“Ninety percent of everything is crap” - Sturgeon’s law.
When it pertains to investing, Theodore Sturgeon lowballed his estimate. Surviving this messy world is mostly about weeding out crap, especially when it lurks under a dangerous veneer of intellectual sophistication or well-tailored chicanery. A wise investor once said “We’re in the rejecting business”. True, but rejecting crappy businesses is the final bit. To get there, I first need a mind uncluttered by crap. The core of investing is a tireless ability to ignore, avoid and reject over 99% of what’s thrown in my general direction.
‘Experts’, economists, talking heads, finance professors, other astrologers.
Those without skin in the game. Those with more cufflinks than books.
Macro, politics, rates, currencies, commodities, overrated pathogens, flows, what others buy/sell.
Warren Buffetts of anyplace other than Omaha.
Fictional parts of reports: price targets, columns with projections.
Stock prices, except when it occasionally facilitates action.
Doomsday prophets, perma-bears, self-loathing Indians, condescending colonial op-eds.
Any criticism of Dravid or Ilaiyaraja.
Soliciting opinions, especially from those in my business. Nullius in verba (on the word of no one).

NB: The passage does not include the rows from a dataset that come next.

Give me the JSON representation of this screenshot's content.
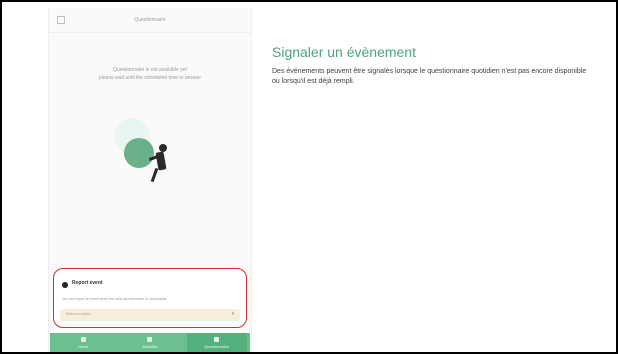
{
  "phone": {
    "header_title": "Questionnaire",
    "message_line1": "Questionnaire is not available yet",
    "message_line2": "please wait until the scheduled time to answer",
    "event_card_title": "Report event",
    "event_card_desc": "You can report an event when the daily questionnaire is unavailable",
    "event_field_placeholder": "Select an event",
    "bottom_nav": [
      "Home",
      "Activities",
      "Questionnaire"
    ]
  },
  "panel": {
    "title": "Signaler un évènement",
    "description": "Des événements peuvent être signalés lorsque le questionnaire quotidien n'est pas encore disponible ou lorsqu'il est déjà rempli."
  },
  "colors": {
    "accent_green": "#4aa37b",
    "nav_green": "#6cc08f",
    "highlight_red": "#d32f2f"
  }
}
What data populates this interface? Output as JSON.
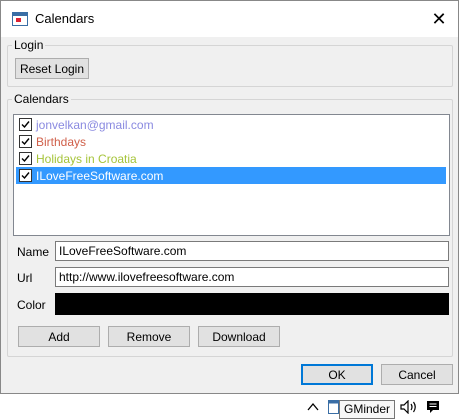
{
  "window": {
    "title": "Calendars",
    "close_glyph": "✕"
  },
  "login": {
    "group_label": "Login",
    "reset_button": "Reset Login"
  },
  "calendars": {
    "group_label": "Calendars",
    "items": [
      {
        "label": "jonvelkan@gmail.com",
        "color": "#8a8ae0",
        "checked": true,
        "selected": false
      },
      {
        "label": "Birthdays",
        "color": "#d0604a",
        "checked": true,
        "selected": false
      },
      {
        "label": "Holidays in Croatia",
        "color": "#a6c43a",
        "checked": true,
        "selected": false
      },
      {
        "label": "ILoveFreeSoftware.com",
        "color": "#ffffff",
        "checked": true,
        "selected": true
      }
    ],
    "name_label": "Name",
    "name_value": "ILoveFreeSoftware.com",
    "url_label": "Url",
    "url_value": "http://www.ilovefreesoftware.com",
    "color_label": "Color",
    "color_value": "#000000",
    "add_button": "Add",
    "remove_button": "Remove",
    "download_button": "Download"
  },
  "dialog": {
    "ok_button": "OK",
    "cancel_button": "Cancel"
  },
  "taskbar": {
    "tray_tooltip": "GMinder",
    "icons": [
      "chevron-up-icon",
      "gminder-tray-icon",
      "speaker-icon",
      "notification-icon"
    ]
  }
}
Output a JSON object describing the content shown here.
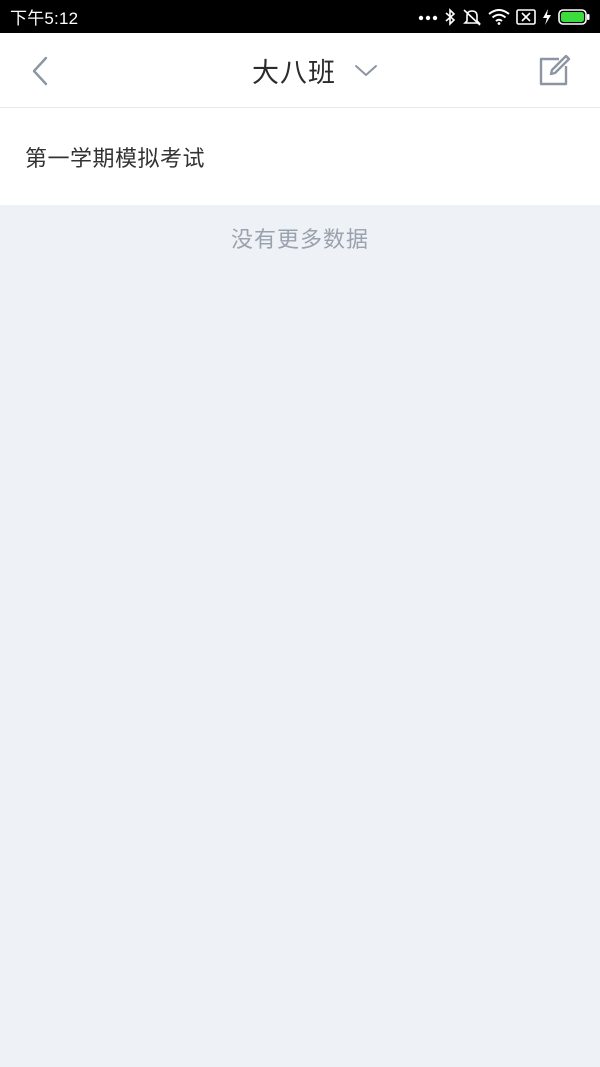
{
  "status_bar": {
    "time": "下午5:12",
    "icons": [
      "more-dots-icon",
      "bluetooth-icon",
      "mute-icon",
      "wifi-icon",
      "sim-blocked-icon",
      "charging-icon",
      "battery-icon"
    ]
  },
  "nav": {
    "title": "大八班",
    "back_icon": "chevron-left-icon",
    "dropdown_icon": "chevron-down-icon",
    "edit_icon": "edit-icon"
  },
  "list": {
    "items": [
      {
        "label": "第一学期模拟考试"
      }
    ]
  },
  "empty_note": "没有更多数据",
  "colors": {
    "status_bar_bg": "#000000",
    "nav_bg": "#ffffff",
    "page_bg": "#eef1f5",
    "icon_gray": "#8c96a3",
    "battery_green": "#3ddc3d"
  }
}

Forecasts. Click & drag. Projecting forward & discounting back. XL-giri.
Lying my way into a buy-price, via the above.
Neat explanations of the past. More generally, ascribing causality in a messy world.
Second-guessing business managers. Telling them how to do their job (‘value-add’, in PE jargon)
Whatsapp groups with triple-digit membership.
Humans, well before social distancing became a thing (misanthropy is useful investor trait).
Anything I can’t understand (which is a vast majority of the messy world).
A spectrum from smells funny to too good to be true to pickpockets.
OPM addicts. Living on the edge. ‘Oh-no crazy’ people.
Adverse odds: airlines, lenders on steroids, kissing frogs, drunk driving.
Fashionable companies. Trendy valuations.
Broccoli, ragi idli, uncooked foliage.
Every investor claims to seek good businesses. Consistent with mathematician Carl Jacobi’s maxim (Invert, always invert), success of this endeavour depends mainly on how we fare at the opposite end, on how effective we are at rejecting crap. This can get tedious, but staying the course is vital. I can reject 9 of 10 companies and feel good about my standards. However, if the correct ratio is closer to 99 of 100 (as I’ve empirically observed), then 90% of what I own is sub-par. Day after day, I need a ruthless and relentless noise filter. Ignore, avoid, reject. Repeat.
Goodness is almost a residual. More importantly, without an uncluttered mind, there’s serious risk of not recognizing goodness when it shows up or not acting on it with appropriate conviction.
[Originally published this April at https://www.linkedin.com/pulse/ignore-avoid-reject-anand-sridharan/]